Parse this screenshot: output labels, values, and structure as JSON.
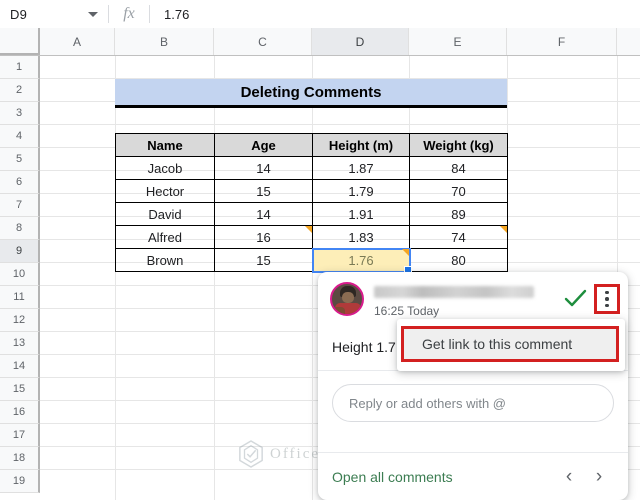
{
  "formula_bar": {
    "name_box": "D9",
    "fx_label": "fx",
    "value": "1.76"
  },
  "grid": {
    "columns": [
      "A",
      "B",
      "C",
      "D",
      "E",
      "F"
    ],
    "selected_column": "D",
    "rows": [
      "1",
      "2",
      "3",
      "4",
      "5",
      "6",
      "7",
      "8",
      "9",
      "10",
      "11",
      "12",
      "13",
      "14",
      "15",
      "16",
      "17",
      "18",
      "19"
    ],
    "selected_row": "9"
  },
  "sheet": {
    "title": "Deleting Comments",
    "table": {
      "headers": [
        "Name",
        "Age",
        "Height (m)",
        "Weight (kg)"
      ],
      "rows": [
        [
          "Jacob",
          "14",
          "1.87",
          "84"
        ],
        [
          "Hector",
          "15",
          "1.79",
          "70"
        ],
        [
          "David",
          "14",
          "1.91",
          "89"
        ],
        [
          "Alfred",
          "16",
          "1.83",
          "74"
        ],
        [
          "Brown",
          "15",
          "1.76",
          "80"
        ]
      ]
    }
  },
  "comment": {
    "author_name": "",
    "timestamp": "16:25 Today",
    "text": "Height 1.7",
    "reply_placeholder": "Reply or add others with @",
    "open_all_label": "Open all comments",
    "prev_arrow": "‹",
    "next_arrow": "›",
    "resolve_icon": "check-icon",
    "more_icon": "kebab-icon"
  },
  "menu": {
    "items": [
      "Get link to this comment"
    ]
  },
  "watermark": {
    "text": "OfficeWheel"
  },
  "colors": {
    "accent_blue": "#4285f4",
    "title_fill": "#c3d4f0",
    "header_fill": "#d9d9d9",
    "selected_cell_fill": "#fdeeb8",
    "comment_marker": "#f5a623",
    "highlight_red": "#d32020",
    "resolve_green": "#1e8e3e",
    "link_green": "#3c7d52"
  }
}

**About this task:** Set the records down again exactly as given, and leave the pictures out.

**Exercise output:**
Parse this screenshot: output labels, values, and structure as JSON.
{
  "formula_bar": {
    "name_box": "D9",
    "fx_label": "fx",
    "value": "1.76"
  },
  "grid": {
    "columns": [
      "A",
      "B",
      "C",
      "D",
      "E",
      "F"
    ],
    "selected_column": "D",
    "rows": [
      "1",
      "2",
      "3",
      "4",
      "5",
      "6",
      "7",
      "8",
      "9",
      "10",
      "11",
      "12",
      "13",
      "14",
      "15",
      "16",
      "17",
      "18",
      "19"
    ],
    "selected_row": "9"
  },
  "sheet": {
    "title": "Deleting Comments",
    "table": {
      "headers": [
        "Name",
        "Age",
        "Height (m)",
        "Weight (kg)"
      ],
      "rows": [
        [
          "Jacob",
          "14",
          "1.87",
          "84"
        ],
        [
          "Hector",
          "15",
          "1.79",
          "70"
        ],
        [
          "David",
          "14",
          "1.91",
          "89"
        ],
        [
          "Alfred",
          "16",
          "1.83",
          "74"
        ],
        [
          "Brown",
          "15",
          "1.76",
          "80"
        ]
      ]
    }
  },
  "comment": {
    "author_name": "",
    "timestamp": "16:25 Today",
    "text": "Height 1.7",
    "reply_placeholder": "Reply or add others with @",
    "open_all_label": "Open all comments",
    "prev_arrow": "‹",
    "next_arrow": "›",
    "resolve_icon": "check-icon",
    "more_icon": "kebab-icon"
  },
  "menu": {
    "items": [
      "Get link to this comment"
    ]
  },
  "watermark": {
    "text": "OfficeWheel"
  },
  "colors": {
    "accent_blue": "#4285f4",
    "title_fill": "#c3d4f0",
    "header_fill": "#d9d9d9",
    "selected_cell_fill": "#fdeeb8",
    "comment_marker": "#f5a623",
    "highlight_red": "#d32020",
    "resolve_green": "#1e8e3e",
    "link_green": "#3c7d52"
  }
}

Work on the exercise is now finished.